First evening at Ortlip before traveling to island
First evening at Ortlip before traveling to island
_1040003
Sunset at Ortlip with the island of LaGonave in the distance

Almost everyone on our two teams has been here before – from New Brunswick come some of the surgeons and family docs, OR and ICU nurses, a pharmacist and a lab tech; from Ontario an anaesthetist and general surgeon, ER and OR nurses, and a very useful son! Only 3 people of the 20 are newcomers to Haiti.

Similar Haitian boat to the Wesleyana which carried us to the island
Similar Haitian boat to the Wesleyana which carried us to the island
Patti, Aileen and Sophie in the OR
Patti, Aileen and Sophie in the OR (2 veterans and one newcomer…)

In our team the three surgeons, Peter (urology), Chris (obgyn) and Ravi (general surgery) are wonderful folks I’ve worked with before on these trips, and Ravi is a good bud with whom I had worked for many years in New Brunswick before we moved to different places in Ontario. His son Aneal was up to my knees when I first met him, but now stands taller than me and shows me his rear tire when we dirt bike together! He’s a great kid, like his older brother Avi who was on a trip here with us 3 years ago. Aileen is our enthusiastic organizer, an OR nurse from Fredericton who has come to understand the Haitian way very well – without her knowledge and connections here we wouldn’t be able to work effectively. Already much time is spent just getting around and managing the most basic logistics and without smoothing out these aspects of the trip we’d be spinning our wheels most of the time instead of doing surgery. Patti and Laura (mom and daughter) are friends foremost and excellent nurses as well. I first met them in Petit Goave weeks after the earthquake and was astonished to find I would be working with them 4 years later when I took a job in Ontario! Heather is an ICU nurse from Fredericton who was with the first of our two teams and who chose to stay on for the second stint with us. She is unflappable and she and Laura run a very safe and tight recovery room (along with any other odd job we can think of giving them!). Finally my good friend Mike, who practiced anaesthesia with me for over 10 years, had decided to join us at the last minute to “pass gas” with me, and with that addition the reunion of our first team to Haiti in 2010 was complete – then the first trip for all of us and the seed that led to the following 6 years of work in Haiti – introducing many people and teams to LaGonave and other areas and producing a strong cadre of volunteers that will fill many teams to come.

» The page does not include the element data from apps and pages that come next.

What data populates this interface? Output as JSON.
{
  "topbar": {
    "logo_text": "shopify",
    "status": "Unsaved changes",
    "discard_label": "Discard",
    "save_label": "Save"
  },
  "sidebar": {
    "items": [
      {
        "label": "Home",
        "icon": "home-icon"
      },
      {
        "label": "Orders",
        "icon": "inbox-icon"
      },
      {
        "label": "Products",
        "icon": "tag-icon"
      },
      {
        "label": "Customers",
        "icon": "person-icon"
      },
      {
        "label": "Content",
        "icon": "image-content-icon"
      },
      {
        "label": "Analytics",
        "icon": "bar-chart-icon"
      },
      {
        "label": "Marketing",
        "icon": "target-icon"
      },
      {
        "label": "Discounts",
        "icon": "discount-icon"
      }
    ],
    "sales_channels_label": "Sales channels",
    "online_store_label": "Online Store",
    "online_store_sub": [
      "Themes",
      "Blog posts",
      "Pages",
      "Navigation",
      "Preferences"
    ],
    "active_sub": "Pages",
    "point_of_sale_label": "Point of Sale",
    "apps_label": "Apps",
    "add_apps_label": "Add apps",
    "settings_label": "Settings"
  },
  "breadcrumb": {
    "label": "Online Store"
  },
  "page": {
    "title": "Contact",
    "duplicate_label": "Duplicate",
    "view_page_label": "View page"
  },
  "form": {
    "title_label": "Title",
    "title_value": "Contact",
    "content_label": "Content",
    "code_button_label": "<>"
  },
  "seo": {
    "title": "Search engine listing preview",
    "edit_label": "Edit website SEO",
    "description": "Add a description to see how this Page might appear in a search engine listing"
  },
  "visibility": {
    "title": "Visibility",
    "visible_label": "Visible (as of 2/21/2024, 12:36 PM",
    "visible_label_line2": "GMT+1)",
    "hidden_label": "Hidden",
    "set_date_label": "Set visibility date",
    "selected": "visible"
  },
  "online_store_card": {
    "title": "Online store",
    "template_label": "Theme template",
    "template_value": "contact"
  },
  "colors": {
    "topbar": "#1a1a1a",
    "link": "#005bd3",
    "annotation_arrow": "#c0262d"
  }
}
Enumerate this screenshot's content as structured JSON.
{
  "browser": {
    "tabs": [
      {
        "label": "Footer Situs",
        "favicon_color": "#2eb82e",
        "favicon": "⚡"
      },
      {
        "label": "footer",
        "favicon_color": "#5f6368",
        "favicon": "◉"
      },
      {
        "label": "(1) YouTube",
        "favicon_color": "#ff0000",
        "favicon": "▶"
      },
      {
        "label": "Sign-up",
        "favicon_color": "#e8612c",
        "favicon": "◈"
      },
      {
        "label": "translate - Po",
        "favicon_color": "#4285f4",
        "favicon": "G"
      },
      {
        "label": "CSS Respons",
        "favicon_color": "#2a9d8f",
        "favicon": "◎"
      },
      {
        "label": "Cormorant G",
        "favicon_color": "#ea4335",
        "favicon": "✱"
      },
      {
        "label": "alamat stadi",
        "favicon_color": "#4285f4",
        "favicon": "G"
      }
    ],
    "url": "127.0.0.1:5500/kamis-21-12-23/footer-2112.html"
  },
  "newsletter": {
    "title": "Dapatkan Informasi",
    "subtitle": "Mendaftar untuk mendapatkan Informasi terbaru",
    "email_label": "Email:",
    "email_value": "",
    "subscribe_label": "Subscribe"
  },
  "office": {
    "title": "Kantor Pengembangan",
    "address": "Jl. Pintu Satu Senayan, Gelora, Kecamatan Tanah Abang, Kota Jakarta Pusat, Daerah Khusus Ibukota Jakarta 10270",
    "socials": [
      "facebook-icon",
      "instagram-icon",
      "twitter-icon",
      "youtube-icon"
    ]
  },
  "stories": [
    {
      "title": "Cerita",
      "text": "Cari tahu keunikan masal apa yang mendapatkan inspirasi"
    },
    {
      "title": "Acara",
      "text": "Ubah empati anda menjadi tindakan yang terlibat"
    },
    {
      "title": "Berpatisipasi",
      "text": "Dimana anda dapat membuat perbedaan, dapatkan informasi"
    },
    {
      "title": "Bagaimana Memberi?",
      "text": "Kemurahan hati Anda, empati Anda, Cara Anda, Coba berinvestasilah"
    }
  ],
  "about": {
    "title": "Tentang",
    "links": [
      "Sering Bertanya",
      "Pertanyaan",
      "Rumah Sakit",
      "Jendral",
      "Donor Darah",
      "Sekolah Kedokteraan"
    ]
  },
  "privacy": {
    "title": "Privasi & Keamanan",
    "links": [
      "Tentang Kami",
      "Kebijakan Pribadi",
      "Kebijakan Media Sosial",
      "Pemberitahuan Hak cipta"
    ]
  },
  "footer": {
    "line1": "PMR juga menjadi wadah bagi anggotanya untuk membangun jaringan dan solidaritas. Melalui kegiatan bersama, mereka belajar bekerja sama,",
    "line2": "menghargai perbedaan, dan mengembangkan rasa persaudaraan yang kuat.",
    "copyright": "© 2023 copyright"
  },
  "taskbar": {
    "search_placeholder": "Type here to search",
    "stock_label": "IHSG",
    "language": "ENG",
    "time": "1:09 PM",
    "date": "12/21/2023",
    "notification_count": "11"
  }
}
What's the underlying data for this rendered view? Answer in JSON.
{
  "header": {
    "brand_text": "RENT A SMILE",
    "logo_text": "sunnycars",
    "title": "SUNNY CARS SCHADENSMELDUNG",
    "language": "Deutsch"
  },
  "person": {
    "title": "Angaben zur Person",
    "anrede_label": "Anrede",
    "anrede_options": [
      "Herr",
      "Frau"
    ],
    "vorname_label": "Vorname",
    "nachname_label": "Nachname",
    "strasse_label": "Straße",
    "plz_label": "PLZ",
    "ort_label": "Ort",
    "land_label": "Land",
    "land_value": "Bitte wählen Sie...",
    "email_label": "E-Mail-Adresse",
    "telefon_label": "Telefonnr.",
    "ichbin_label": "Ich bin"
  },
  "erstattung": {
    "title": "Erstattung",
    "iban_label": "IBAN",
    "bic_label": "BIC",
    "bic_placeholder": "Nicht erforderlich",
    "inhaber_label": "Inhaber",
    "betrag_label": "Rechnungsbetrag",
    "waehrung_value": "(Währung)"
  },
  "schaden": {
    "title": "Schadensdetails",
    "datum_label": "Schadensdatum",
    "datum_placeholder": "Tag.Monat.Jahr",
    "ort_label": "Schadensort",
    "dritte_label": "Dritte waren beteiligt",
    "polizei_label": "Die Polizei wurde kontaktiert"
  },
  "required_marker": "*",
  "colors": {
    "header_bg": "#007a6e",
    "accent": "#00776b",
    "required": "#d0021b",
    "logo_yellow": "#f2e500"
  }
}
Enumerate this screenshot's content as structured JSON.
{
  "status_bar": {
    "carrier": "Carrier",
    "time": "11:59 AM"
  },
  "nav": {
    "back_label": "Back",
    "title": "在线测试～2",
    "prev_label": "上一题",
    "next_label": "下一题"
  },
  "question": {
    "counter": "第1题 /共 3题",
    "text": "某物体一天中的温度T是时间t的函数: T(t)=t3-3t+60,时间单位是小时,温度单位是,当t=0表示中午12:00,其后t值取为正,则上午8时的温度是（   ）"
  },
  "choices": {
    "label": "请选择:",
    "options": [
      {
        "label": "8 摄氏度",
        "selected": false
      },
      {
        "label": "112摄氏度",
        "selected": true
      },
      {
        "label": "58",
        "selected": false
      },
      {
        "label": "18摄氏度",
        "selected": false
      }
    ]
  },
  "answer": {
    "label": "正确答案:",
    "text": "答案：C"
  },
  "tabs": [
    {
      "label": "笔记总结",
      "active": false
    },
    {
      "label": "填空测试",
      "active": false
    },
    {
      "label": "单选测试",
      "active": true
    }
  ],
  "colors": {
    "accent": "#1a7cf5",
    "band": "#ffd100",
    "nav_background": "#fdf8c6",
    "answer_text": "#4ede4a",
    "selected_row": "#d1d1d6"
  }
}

What we share in common is is the ability to roll with things, to improvise, and to deal with heat and constant sweat (and not fuss when the internet dies!). Everyone can come up with creative solutions, and jump into the jobs they aren’t trained for but are just now needed for. Its an energizing way to work.

Not only are day to day problems discussed (which anaesthetic technique, surgery now our later, how to manage without that necessary piece of equipment…) but big thinking is done about the future as well. For example, in my sphere one of the big issues is the lack of functioning anaesthetic machines. We are starting to network and brainstorm to get for this hospital a British made anaesthetic machine that is designed for “austere environments” – safe, simple, durable, easy to maintain, and equally important – inexpensive.

Together we remember some of our shared stories, and together we will create new ones.